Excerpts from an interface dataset
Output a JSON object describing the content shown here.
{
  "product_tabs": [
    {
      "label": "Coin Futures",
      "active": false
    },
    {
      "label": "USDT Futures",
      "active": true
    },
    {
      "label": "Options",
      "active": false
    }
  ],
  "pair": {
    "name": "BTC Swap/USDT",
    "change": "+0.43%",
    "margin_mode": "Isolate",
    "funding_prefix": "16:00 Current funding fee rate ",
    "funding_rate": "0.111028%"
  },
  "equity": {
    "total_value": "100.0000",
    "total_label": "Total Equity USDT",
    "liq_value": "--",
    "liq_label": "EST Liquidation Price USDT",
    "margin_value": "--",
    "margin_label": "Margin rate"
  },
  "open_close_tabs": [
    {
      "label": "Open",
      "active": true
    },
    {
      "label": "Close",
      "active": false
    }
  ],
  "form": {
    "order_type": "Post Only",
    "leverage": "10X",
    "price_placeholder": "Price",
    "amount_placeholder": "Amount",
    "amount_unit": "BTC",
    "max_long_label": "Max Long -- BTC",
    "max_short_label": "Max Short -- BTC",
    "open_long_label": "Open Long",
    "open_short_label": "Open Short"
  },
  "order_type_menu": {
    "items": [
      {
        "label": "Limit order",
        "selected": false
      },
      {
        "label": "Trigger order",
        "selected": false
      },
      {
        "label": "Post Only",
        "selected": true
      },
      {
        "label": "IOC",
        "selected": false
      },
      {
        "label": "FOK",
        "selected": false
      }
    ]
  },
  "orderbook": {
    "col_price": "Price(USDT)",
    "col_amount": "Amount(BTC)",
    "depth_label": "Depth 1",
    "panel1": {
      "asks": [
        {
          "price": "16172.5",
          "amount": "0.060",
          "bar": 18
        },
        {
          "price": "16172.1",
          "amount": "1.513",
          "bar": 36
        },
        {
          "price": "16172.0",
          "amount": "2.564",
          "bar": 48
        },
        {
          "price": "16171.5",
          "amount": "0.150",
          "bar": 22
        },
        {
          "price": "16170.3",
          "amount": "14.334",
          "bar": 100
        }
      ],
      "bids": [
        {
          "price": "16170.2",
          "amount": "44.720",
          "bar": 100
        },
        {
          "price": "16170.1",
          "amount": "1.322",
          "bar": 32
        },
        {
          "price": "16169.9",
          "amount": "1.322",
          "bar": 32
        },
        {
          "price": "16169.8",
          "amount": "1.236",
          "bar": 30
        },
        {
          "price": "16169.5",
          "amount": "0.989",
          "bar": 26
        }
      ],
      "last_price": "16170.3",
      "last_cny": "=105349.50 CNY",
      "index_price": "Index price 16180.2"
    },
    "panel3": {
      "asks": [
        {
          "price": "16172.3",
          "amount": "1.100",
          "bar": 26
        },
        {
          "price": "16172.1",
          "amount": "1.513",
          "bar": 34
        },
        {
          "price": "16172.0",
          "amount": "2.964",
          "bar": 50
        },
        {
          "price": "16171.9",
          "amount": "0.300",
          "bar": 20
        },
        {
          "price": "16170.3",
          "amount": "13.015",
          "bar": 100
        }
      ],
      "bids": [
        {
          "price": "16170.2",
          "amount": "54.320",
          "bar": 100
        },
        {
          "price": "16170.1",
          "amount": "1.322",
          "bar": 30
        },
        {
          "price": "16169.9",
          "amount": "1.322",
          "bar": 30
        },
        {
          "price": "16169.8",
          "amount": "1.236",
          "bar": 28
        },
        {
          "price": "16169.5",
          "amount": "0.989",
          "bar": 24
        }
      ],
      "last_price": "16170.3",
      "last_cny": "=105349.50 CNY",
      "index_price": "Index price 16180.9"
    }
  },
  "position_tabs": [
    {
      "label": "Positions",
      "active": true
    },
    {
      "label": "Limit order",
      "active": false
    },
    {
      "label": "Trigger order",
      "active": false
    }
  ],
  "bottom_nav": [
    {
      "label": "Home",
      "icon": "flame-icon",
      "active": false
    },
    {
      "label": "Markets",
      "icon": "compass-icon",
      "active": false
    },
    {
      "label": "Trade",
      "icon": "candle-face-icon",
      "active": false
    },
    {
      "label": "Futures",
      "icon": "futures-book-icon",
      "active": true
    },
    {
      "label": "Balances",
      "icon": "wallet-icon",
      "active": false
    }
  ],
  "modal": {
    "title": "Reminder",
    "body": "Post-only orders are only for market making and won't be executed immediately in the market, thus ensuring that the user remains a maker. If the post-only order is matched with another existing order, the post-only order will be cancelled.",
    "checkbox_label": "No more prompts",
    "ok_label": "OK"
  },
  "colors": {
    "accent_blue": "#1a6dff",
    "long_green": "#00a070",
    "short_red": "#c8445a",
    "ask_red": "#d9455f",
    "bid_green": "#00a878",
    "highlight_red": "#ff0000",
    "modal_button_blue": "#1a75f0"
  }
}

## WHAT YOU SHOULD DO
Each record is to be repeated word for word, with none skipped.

## SOLVED EXERCISE
Output a JSON object describing the content shown here.
{
  "product_tabs": [
    {
      "label": "Coin Futures",
      "active": false
    },
    {
      "label": "USDT Futures",
      "active": true
    },
    {
      "label": "Options",
      "active": false
    }
  ],
  "pair": {
    "name": "BTC Swap/USDT",
    "change": "+0.43%",
    "margin_mode": "Isolate",
    "funding_prefix": "16:00 Current funding fee rate ",
    "funding_rate": "0.111028%"
  },
  "equity": {
    "total_value": "100.0000",
    "total_label": "Total Equity USDT",
    "liq_value": "--",
    "liq_label": "EST Liquidation Price USDT",
    "margin_value": "--",
    "margin_label": "Margin rate"
  },
  "open_close_tabs": [
    {
      "label": "Open",
      "active": true
    },
    {
      "label": "Close",
      "active": false
    }
  ],
  "form": {
    "order_type": "Post Only",
    "leverage": "10X",
    "price_placeholder": "Price",
    "amount_placeholder": "Amount",
    "amount_unit": "BTC",
    "max_long_label": "Max Long -- BTC",
    "max_short_label": "Max Short -- BTC",
    "open_long_label": "Open Long",
    "open_short_label": "Open Short"
  },
  "order_type_menu": {
    "items": [
      {
        "label": "Limit order",
        "selected": false
      },
      {
        "label": "Trigger order",
        "selected": false
      },
      {
        "label": "Post Only",
        "selected": true
      },
      {
        "label": "IOC",
        "selected": false
      },
      {
        "label": "FOK",
        "selected": false
      }
    ]
  },
  "orderbook": {
    "col_price": "Price(USDT)",
    "col_amount": "Amount(BTC)",
    "depth_label": "Depth 1",
    "panel1": {
      "asks": [
        {
          "price": "16172.5",
          "amount": "0.060",
          "bar": 18
        },
        {
          "price": "16172.1",
          "amount": "1.513",
          "bar": 36
        },
        {
          "price": "16172.0",
          "amount": "2.564",
          "bar": 48
        },
        {
          "price": "16171.5",
          "amount": "0.150",
          "bar": 22
        },
        {
          "price": "16170.3",
          "amount": "14.334",
          "bar": 100
        }
      ],
      "bids": [
        {
          "price": "16170.2",
          "amount": "44.720",
          "bar": 100
        },
        {
          "price": "16170.1",
          "amount": "1.322",
          "bar": 32
        },
        {
          "price": "16169.9",
          "amount": "1.322",
          "bar": 32
        },
        {
          "price": "16169.8",
          "amount": "1.236",
          "bar": 30
        },
        {
          "price": "16169.5",
          "amount": "0.989",
          "bar": 26
        }
      ],
      "last_price": "16170.3",
      "last_cny": "=105349.50 CNY",
      "index_price": "Index price 16180.2"
    },
    "panel3": {
      "asks": [
        {
          "price": "16172.3",
          "amount": "1.100",
          "bar": 26
        },
        {
          "price": "16172.1",
          "amount": "1.513",
          "bar": 34
        },
        {
          "price": "16172.0",
          "amount": "2.964",
          "bar": 50
        },
        {
          "price": "16171.9",
          "amount": "0.300",
          "bar": 20
        },
        {
          "price": "16170.3",
          "amount": "13.015",
          "bar": 100
        }
      ],
      "bids": [
        {
          "price": "16170.2",
          "amount": "54.320",
          "bar": 100
        },
        {
          "price": "16170.1",
          "amount": "1.322",
          "bar": 30
        },
        {
          "price": "16169.9",
          "amount": "1.322",
          "bar": 30
        },
        {
          "price": "16169.8",
          "amount": "1.236",
          "bar": 28
        },
        {
          "price": "16169.5",
          "amount": "0.989",
          "bar": 24
        }
      ],
      "last_price": "16170.3",
      "last_cny": "=105349.50 CNY",
      "index_price": "Index price 16180.9"
    }
  },
  "position_tabs": [
    {
      "label": "Positions",
      "active": true
    },
    {
      "label": "Limit order",
      "active": false
    },
    {
      "label": "Trigger order",
      "active": false
    }
  ],
  "bottom_nav": [
    {
      "label": "Home",
      "icon": "flame-icon",
      "active": false
    },
    {
      "label": "Markets",
      "icon": "compass-icon",
      "active": false
    },
    {
      "label": "Trade",
      "icon": "candle-face-icon",
      "active": false
    },
    {
      "label": "Futures",
      "icon": "futures-book-icon",
      "active": true
    },
    {
      "label": "Balances",
      "icon": "wallet-icon",
      "active": false
    }
  ],
  "modal": {
    "title": "Reminder",
    "body": "Post-only orders are only for market making and won't be executed immediately in the market, thus ensuring that the user remains a maker. If the post-only order is matched with another existing order, the post-only order will be cancelled.",
    "checkbox_label": "No more prompts",
    "ok_label": "OK"
  },
  "colors": {
    "accent_blue": "#1a6dff",
    "long_green": "#00a070",
    "short_red": "#c8445a",
    "ask_red": "#d9455f",
    "bid_green": "#00a878",
    "highlight_red": "#ff0000",
    "modal_button_blue": "#1a75f0"
  }
}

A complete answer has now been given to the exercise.